- Has the optimum lighting class been chosen ensuring that the area is not over-lit or under-lit?
- Have good controls been incorporated that ensure that the lighting is only on when required and is dimmed or switched off as appropriate.
- Has the most efficient optic / light source been chosen for the specific task. (This means having the best light distribution for the area, not just having the best headline “lumens / watt”)
- Has the design undergone a full life cycle cost benefit analysis to ensure that it is affordable, particularly when looking at new column locations and service connection charges?
- Has the design taken into account all the environmental issues such as minimizing obtrusive light including glare and sky glow and protecting rural habitats for bats etc.
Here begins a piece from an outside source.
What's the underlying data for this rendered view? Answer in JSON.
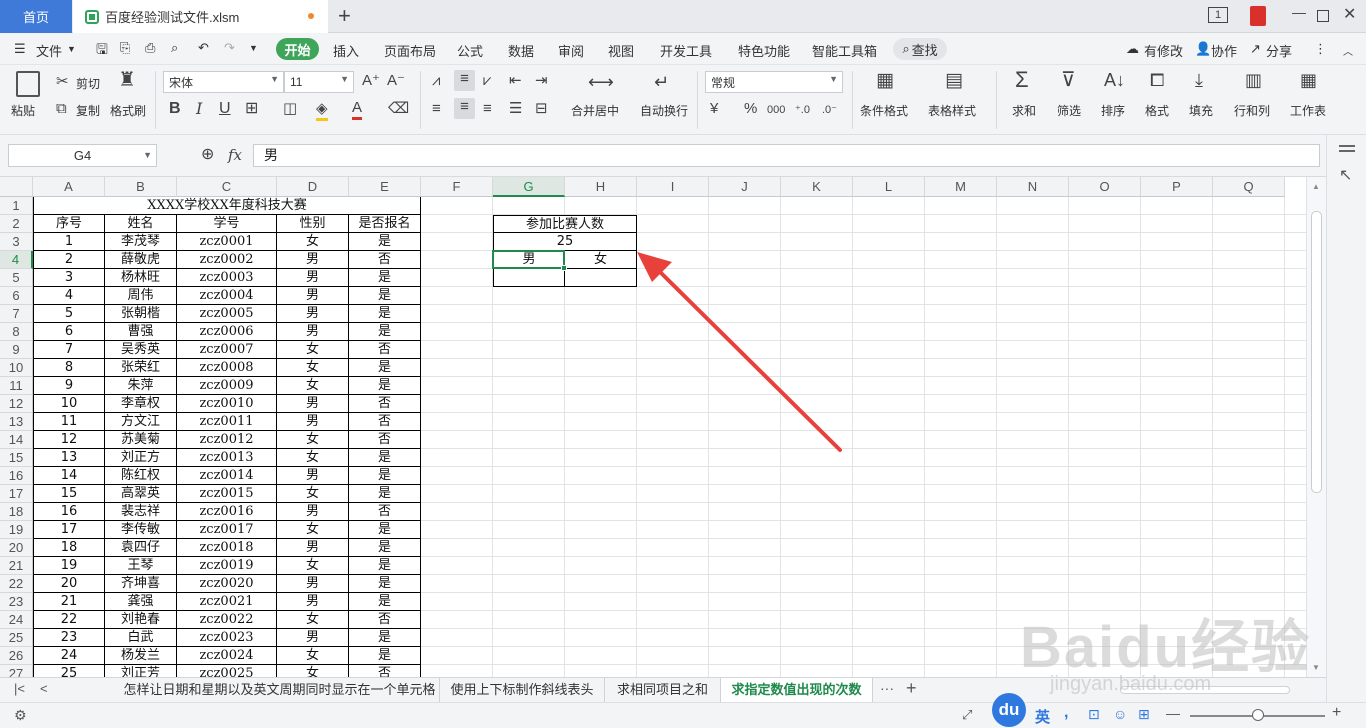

- Is the design sustainable in relation to the equipment specified and its carbon footprint through the life cycle including recycling?
- Does the solution contribute to a more circular economy?
From the above list, it is clear, that lighting design is now much more complex than has been the case in the past. If this is the case, why is there still such an issue with some end users expecting a free of charge design from a manufacturer?
Well designed and installed lighting is important for so many reasons; it reduces the adverse impact of lighting on human wellbeing, ecology and the environment, whilst also reducing energy consumption, lowering carbon emissions and lowering the contribution from artificial lighting on climate change.
Sustainable and environmentally friendly lighting design
There are many examples across the country where lighting has been installed incorrectly. This is usually apparent when luminaires designed to be mounted facing downwards have been tilted up, giving rise to light spill, glare and sky glow. If the planning condition required confirmation of the installation, these issues would have been corrected.
Unfortunately, glare, light spill and sky glow caused by poor examples of lighting dominate the nightscape, wasting energy and potentially impacting the surrounding environment. Although lighting may not be an obvious contributor to climate change, over-lighting an area, or contributing obtrusive light within an area can lead to increased and unnecessary energy usage. Lighting in the environment must be implemented correctly, sensitively and with sound design principles to reduce the contribution from poor lighting on climate change.
The industry has come a long way in the last 10 years, but there are still too many poor designs being installed. The next decade must be about education for designers, installers and clients. It must be about intelligent use of standards and understanding of the wider context of a lighting scheme. Slavishly following standards does not guarantee a good design. Good lighting design requires competence which includes an understanding of the users needs in the wider context and minimising obtrusive light as well as energy consumption.